The Alberta Party and the Political Spectrum
One of the things I like the very best about the Alberta Party is that it really doesn’t fit into the classical left/right political spectrum. Granted, I’ll argue that “left” and “right” are far too encumbering labels that don’t really reflect the diversity of views in politics. But too often it’s too easy to try to shoehorn a party into a narrow definition.
The attempt to broaden the scale by adding a second axis is a small improvement. Parties are thusly ranked left vs. right on both their economic and social views.
Now, economically I get ranked pretty far right. The problem I have is that I don’t feel our provincial governments have been aligned with my economic views. Their budgets have not been particularly prudent, they have demonstrated a willingness to jump into deficit spending that makes me extremely uncomfortable, and I disagree with their unwillingness to present fiscal data openly (as shown by the complaints about how the government presented it’s numbers during the recent budget update). In my view there’s been a lack of foresight in planning.
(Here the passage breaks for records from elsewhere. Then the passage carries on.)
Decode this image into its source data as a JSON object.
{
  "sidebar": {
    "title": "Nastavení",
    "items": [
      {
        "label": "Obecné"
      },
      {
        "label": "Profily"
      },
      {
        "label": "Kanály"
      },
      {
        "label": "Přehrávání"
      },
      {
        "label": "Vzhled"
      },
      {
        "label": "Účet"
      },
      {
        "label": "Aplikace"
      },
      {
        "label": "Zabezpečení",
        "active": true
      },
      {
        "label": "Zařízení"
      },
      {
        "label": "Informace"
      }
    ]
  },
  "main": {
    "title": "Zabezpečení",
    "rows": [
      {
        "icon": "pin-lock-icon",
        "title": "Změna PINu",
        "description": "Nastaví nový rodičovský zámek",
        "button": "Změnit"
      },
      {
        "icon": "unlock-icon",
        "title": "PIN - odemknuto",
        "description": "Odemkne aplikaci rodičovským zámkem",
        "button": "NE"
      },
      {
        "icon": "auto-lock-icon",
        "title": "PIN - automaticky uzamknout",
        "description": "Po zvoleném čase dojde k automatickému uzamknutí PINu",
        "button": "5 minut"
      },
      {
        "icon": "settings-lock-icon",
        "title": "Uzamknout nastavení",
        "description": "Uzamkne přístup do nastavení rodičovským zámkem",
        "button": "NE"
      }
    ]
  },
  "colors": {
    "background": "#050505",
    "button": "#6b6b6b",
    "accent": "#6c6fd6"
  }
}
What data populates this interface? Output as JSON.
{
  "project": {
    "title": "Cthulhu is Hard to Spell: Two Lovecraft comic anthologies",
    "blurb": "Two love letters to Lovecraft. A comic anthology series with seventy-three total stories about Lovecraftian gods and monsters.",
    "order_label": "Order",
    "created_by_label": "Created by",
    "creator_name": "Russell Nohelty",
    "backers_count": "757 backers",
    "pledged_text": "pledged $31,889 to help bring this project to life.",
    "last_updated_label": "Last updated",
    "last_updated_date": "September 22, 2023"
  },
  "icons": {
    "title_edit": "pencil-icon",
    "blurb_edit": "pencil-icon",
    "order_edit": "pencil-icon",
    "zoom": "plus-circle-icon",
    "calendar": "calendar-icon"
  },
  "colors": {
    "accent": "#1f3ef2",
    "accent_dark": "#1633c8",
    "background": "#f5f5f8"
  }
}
An inability or unwillingness to get off a reliance of oil and gas royalties as a primary funder of government services neglects both our obligation to future generations once reserves have been exhausted and a blase attitude towards the volatility of commodity prices.
We rely upon our abundant resources in Alberta. We need to take care that we use our resources wisely, that we get full value for non-renewable resources, and that we protect our bountiful province for our future. We absolutely must ensure our children receive the very best education we can offer, to ensure they grow to become the citizens who will take us into the future.
This is fiscal responsibility. Retain maximum value for our resources. Invest in our future. Borrow wisely and with extreme caution, and save for the future. Being fiscally conservative means a lot more than just having the lowest tax rate, it involves using foresight and good planning to invest wisely.
Socially I guess I’m much more progressive. I’m finished with governments passing terrible laws in order to pass judgements on the rest of us. For what? So we can debate using the “Notwithstanding” clause over same-sex marriage? Forget it. Laws need to be as unobtrusive into our lives as possible, and when they do intrude, they damned well better be clear. If every single citizen in Alberta can’t understand the laws that get passed, all the laws are diminished in value. Clarity matters, without clarity in our laws we cannot hold each other to account. Without fairness and equity in our laws, we risk holding everyone accountable under the law.
My progressive social perspective has been tinged by knowing so many good people suffering on stagnant AISH rates, who strain to make ends meet on social assistance, who feel lost and despair. People who feel locked at the end of a marionette’s strings, people who feel they must dance to a bureaucrat’s tug rather than do what’s right for them. Clawbacks that prevent escaping poverty’s cycle. In a province where so many do so well, we really need to look at that rising tide and make sure none of the boats are anchored down.
Am I left or am I right? A little of both, I suppose, but then again so is everyone else. The most hardcore, “Right-minded” individual I can think of gives openly and generously through his church.
The point of the Alberta Party not really fitting into the spectrum is magical for me. It is not that we are post-partisan. Frankly, we’re a party, and by definition that makes us partisan in and of itself. But we are a party where no one has ever looked at me sideways and said, “You don’t belong here.“ The only questions that have ever been asked of me are:
- What are your pressures and concerns as a family, and as a community, as an Albertan?
- What are your hopes and aspirations as a family, and as a community, as an Albertan?
- What are you grateful for, living in Alberta?
The Alberta Party is much, much less concerned about whether I fit into that “centre-left” or “far to the right” side of the spectrum. They care much more about what solutions to our collective problems I bring to the table. They are focused on the answers. That is why I belong.